There is so much to see and do at Babylonstoren – a deluxe working farm hotel in the Franschhoek Winelands – that’s best to arrive with some sort of plan. This is how we’d spend 48 hours at this very unique accommodation.
Halfway through the year, Africa’s mostly dry winter months arrive along with safari season.
There is no denying that Kenya has had more than its fair share of tragedy over the past few years. Ordinary Kenyans have suffered the Nairobi Mall attack, an accidental fire at Jomo Kenyatta International Airport, bombings in the far north along the border with Somalia and, most recently, the attack on students at Garissa. Except for the fire, all the other incidents are connected to terrorism perpetuated by al-Shabaab, a militant group based in Somalia. Much like ordinary New Yorkers and Londoners who survived the attacks by al-Qaeda, Kenyans are determined not to let the terrorists get the upper hand or wear them down. But, unlike those in New York or London, they don’t seem to be getting any global support. In fact, countries who have also been victims of attacks are advising against travel to Kenya – rather than offering a hand in solidarity.The hard question is: for the average tourist who wants to experience the once-in-a-lifetime splendour of game viewing on the Masai Mara or the thrill of the wildebeest migration, is it safe to travel to Kenya?
She pushes her huge tail down, ducks under the waves with tremendous forces and then, with colossal power, launches her huge body above the water, coming down with a fantastic splash. Everything is quiet except for the chorus of ‘Wows!’ from my fellow boat passengers. There’s a shared anticipation and keen excitement as we hope she’ll do it again… Our luck is in as she once again uses her tail fin to propel herself like an aquatic rocket above the ocean off Kleinbaai, a tiny hamlet on South Africa’s Whale Coast, less than an hour’s drive from Hermanus and regarded as the whale-watching capital of the world.

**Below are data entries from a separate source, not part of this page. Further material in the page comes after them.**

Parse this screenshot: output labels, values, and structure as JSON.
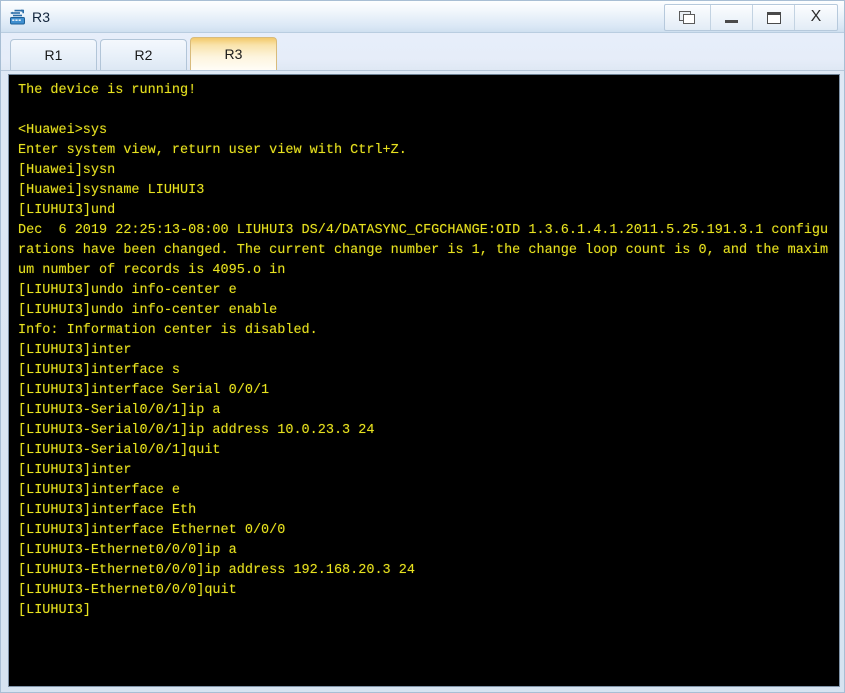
{
  "window": {
    "title": "R3",
    "icon": "router-icon",
    "controls": [
      {
        "name": "restore-windows-button",
        "icon": "restore-icon",
        "label": ""
      },
      {
        "name": "minimize-button",
        "icon": "minimize-icon",
        "label": ""
      },
      {
        "name": "maximize-button",
        "icon": "maximize-icon",
        "label": ""
      },
      {
        "name": "close-button",
        "icon": "close-icon",
        "label": "X"
      }
    ]
  },
  "tabs": [
    {
      "label": "R1",
      "active": false
    },
    {
      "label": "R2",
      "active": false
    },
    {
      "label": "R3",
      "active": true
    }
  ],
  "terminal": {
    "foreground": "#e8e21f",
    "background": "#000000",
    "content": "The device is running!\n\n<Huawei>sys\nEnter system view, return user view with Ctrl+Z.\n[Huawei]sysn\n[Huawei]sysname LIUHUI3\n[LIUHUI3]und\nDec  6 2019 22:25:13-08:00 LIUHUI3 DS/4/DATASYNC_CFGCHANGE:OID 1.3.6.1.4.1.2011.5.25.191.3.1 configurations have been changed. The current change number is 1, the change loop count is 0, and the maximum number of records is 4095.o in\n[LIUHUI3]undo info-center e\n[LIUHUI3]undo info-center enable\nInfo: Information center is disabled.\n[LIUHUI3]inter\n[LIUHUI3]interface s\n[LIUHUI3]interface Serial 0/0/1\n[LIUHUI3-Serial0/0/1]ip a\n[LIUHUI3-Serial0/0/1]ip address 10.0.23.3 24\n[LIUHUI3-Serial0/0/1]quit\n[LIUHUI3]inter\n[LIUHUI3]interface e\n[LIUHUI3]interface Eth\n[LIUHUI3]interface Ethernet 0/0/0\n[LIUHUI3-Ethernet0/0/0]ip a\n[LIUHUI3-Ethernet0/0/0]ip address 192.168.20.3 24\n[LIUHUI3-Ethernet0/0/0]quit\n[LIUHUI3]"
  }
}
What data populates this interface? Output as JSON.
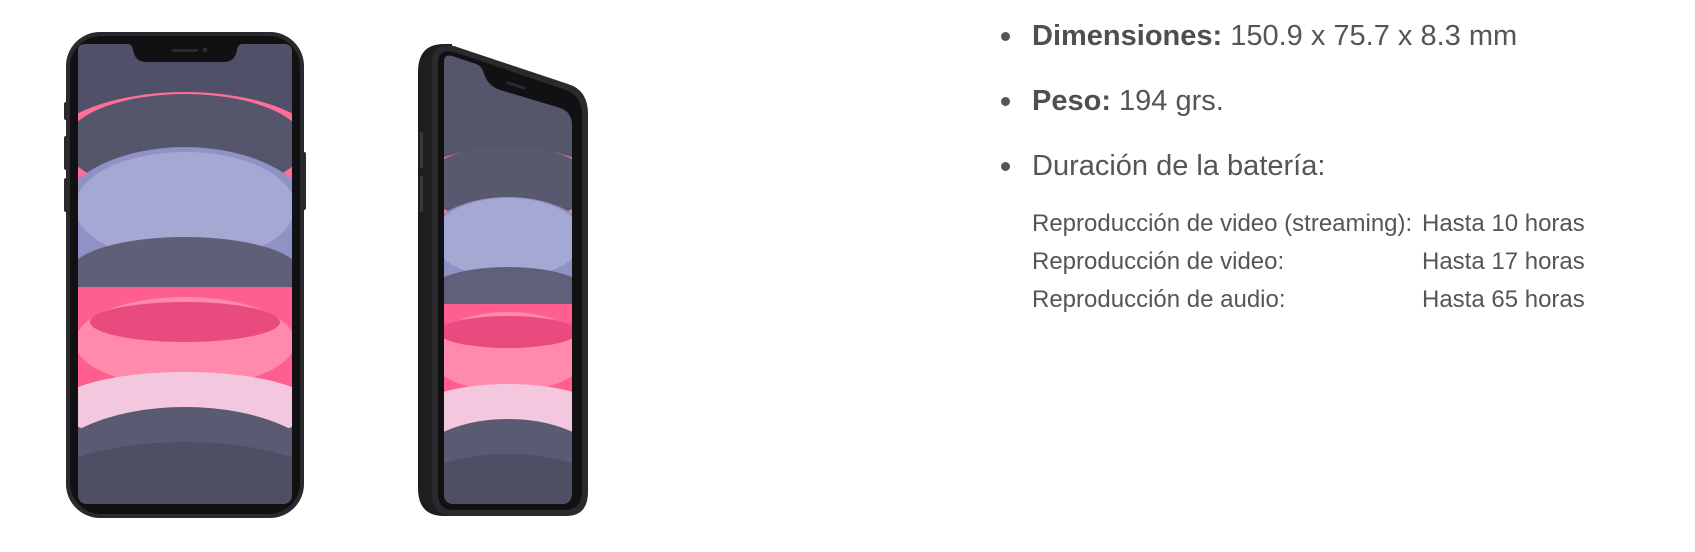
{
  "images": {
    "phone_front_alt": "iPhone 11 frente",
    "phone_side_alt": "iPhone 11 lateral"
  },
  "colors": {
    "text": "#555555",
    "label": "#4f4f4f",
    "phone_body": "#2a2a2c",
    "wallpaper_dark": "#55556a",
    "wallpaper_lavender": "#8f90c4",
    "wallpaper_pink": "#ff5a8c"
  },
  "specs": {
    "items": [
      {
        "label": "Dimensiones:",
        "value": "150.9 x 75.7 x 8.3 mm"
      },
      {
        "label": "Peso:",
        "value": "194 grs."
      },
      {
        "label": "",
        "value": "Duración de la batería:"
      }
    ],
    "battery": [
      {
        "activity": "Reproducción de video (streaming):",
        "duration": "Hasta 10 horas"
      },
      {
        "activity": "Reproducción de video:",
        "duration": "Hasta 17 horas"
      },
      {
        "activity": "Reproducción de audio:",
        "duration": "Hasta 65 horas"
      }
    ]
  }
}
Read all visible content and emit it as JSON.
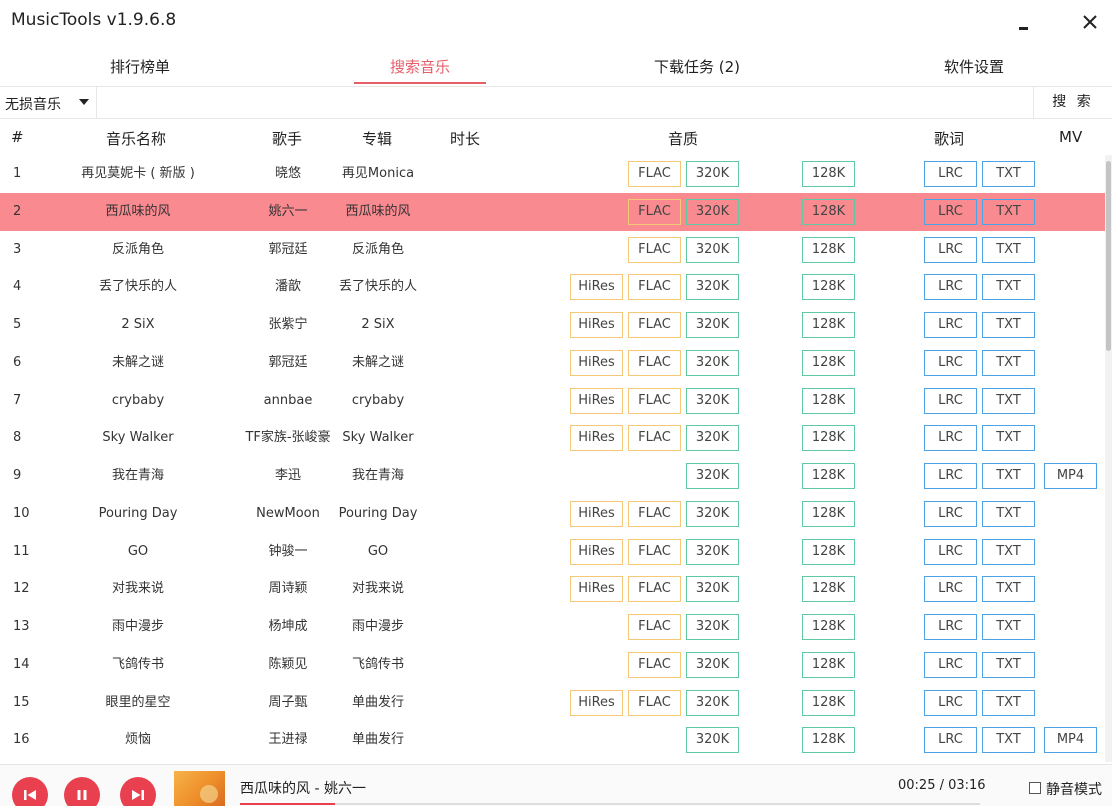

The arrival of May during my northern hemisphere childhood promised the long, warm and sometimes sunny days of summer. South of the equator, however, things are heading in the opposite direction. Days are shortening and chairs are getting pulled a little closer to the campfire.
It’s 3:30am, -8°C / 18°F and all I want to do is lie down and go to sleep. The only reason I'm keeping my feet moving is my guide, Milton's encouragement.
When your Africa safari is booked and confirmed, you'll likely experience a surge of emotions, ranging from the excitement of anticipating a new adventure to the thrill of fulfilling a dream and, perhaps, a tiny tingle of anxiety about possible health concerns (often fuelled by friends or family who have never travelled to Africa).
April is when Africa’s great summer starts winding down and the year catches its breath before winter. Down in the sun-baked Western Cape, the city of Cape Town welcomes its first autumnal showers. Further north, safari destinations like the Kruger, Botswana and Zimbabwe emerge after months of heavy rain. Cloaked in green, they offer lovely scenery and birding but big game is often hard to find.
Lions are the most sought-after sighting on a safari. The excitement of seeing them is partly because we expect to see them in Africa and are reassured when we do but there’s also something a bit more primal behind our fascination with them. Thanks to their reassuringly feline name – Panthera leo – we know we are technically dealing with ‘cats’ but lions are startlingly huge, almost bear sized. Their muscular, barrel-chested bodies and arrogantly jutting chins let everyone know who the boss is – and it’s not the 2-legged creatures wearing sunglasses!
Africa’s far-flung camps bring you closer to nature and offer the most authentic tented accommodation from the golden era of safari travel. The experience is comfortable, rugged, surprising and thrilling, but before you take a tour on the wild side, find out what you need to be prepared for and why we love these camps.